But the thing about body language that hit me yesterday had to do with other people's bodies, three brief encounters that haven't yet left my mind.
First, I went to the bank to deposit my meager earnings for the week. I parked my car next to a beautifully cared-for antique car, a two-toned teal/acqua vehicle from the early 1950's by my guess. It was just lovely and something of a wonder to behold. The bank was not crowded, so as I walked in I wondered if I could guess who was the owner of that car by how they looked or dressed, or talked, or something. It would have to be someone with money and taste, I figured, and that should show. I asked a couple of men if it belonged to them, but they had no idea about it.
As I was leaving the bank, the car was just pulling out, and I saw who was in it. It was a woman I'd seen in the bank--large, unkempt, with sad posture and with long, thin stringy hair and a whiny voice as she talked with the teller about some problems she was having. It was so completely not what I expected that I just haven't been able to get the image out of my mind.
Next, I went to the bookstore where I worked once upon a time and got to see some of my former co-workers. I ran into a friend from a school where I also worked once upon a time. With each of these people, I couldn't help but notice that their bodies said they were glad to see me. Backs straightened, eyes lit up, smiles appeared. Our eyes connected.
The friend was someone I hadn't seen in over a year, and we had catching up to do, so we stood there and talked for quite a while. In a city this size, it's always nice to go to a place where people know you, and then to unexpectedly run into someone who knows you. It just plain felt good. For a while I forgot that I was wearing my work-in-the-yard clothes, and that the socks I was wearing looked hilarious with the shoes I had on. And I noticed as we talked, and even as I left to check out, how straight I was standing--how open my heart was, both physically and emotionally.

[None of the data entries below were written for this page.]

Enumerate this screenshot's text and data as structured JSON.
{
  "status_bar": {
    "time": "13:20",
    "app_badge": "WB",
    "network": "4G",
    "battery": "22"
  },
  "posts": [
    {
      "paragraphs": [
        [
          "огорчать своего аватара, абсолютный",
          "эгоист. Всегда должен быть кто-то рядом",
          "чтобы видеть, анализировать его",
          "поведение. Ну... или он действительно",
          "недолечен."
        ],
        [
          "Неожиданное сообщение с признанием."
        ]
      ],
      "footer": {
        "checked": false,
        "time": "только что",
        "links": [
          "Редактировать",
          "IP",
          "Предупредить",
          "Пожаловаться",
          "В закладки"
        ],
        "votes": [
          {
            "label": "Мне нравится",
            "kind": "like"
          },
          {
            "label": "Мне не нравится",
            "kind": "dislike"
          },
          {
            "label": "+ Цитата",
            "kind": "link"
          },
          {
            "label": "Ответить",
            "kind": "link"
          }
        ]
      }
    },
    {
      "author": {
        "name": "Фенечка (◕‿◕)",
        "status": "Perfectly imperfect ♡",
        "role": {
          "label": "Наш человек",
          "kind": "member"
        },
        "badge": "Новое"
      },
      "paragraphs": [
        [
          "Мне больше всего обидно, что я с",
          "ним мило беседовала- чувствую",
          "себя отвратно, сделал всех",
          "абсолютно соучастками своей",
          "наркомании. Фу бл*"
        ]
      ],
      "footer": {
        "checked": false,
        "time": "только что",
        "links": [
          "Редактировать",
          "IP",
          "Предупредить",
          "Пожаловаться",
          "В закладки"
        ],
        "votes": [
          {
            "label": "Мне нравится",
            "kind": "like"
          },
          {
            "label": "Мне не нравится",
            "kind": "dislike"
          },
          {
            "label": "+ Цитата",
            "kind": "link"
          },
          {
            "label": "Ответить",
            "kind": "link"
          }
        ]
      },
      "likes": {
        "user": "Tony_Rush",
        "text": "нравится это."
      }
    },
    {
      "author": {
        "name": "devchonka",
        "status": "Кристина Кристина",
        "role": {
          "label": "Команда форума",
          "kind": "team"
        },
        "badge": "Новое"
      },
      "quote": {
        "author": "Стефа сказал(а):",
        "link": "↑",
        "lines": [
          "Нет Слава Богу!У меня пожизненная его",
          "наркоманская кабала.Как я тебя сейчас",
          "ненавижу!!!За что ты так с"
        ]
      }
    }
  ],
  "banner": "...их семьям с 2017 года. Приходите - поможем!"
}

And then, as I was leaving the shopping center, I happened to catch sight in my rear view mirror of a man exiting a jewelry shop and seating himself on the bench outside. It was Saturday afternoon, and I guess he stood out because he was wearing a three-piece suit. I sat in my car having to wait for passing traffic, so I just observed him for a moment. What struck me in this moment was that he was moving his legs in a particular way, knees moving closer and apart, closer and apart, the way children do when they are excited or nervous. The way grownups intentionally refrain from doing when they are excited or nervous--espeically while in the presence of other grownups wearing three-piece suits.
But this man just sat there on the bench, legs playing a rapid etude in contrary motion, with no idea I was watching him. I wondered if he were waiting for someone he was eager to see, or for a wealthy and difficult customer to show up, or if he had just been reprimanded by his boss, or just what those legs were saying. And I doubt I would ever have noticed it, if not for the suit and tie.
No big point to this little writing. Just three separate incidents related to body (and clothing) awareness and my amazement at how much we do depend on body language for information, and how little we may realize others are "reading" us, or trying to. And how the inner state does get expressed, even if clothes (or cars) might give different messages.
So, even though a little black dress and heels do not express my general inner state, maybe if I can stay very calm on the day of the wedding, I can make it down that aisle and back up without tripping.
I sure hope so.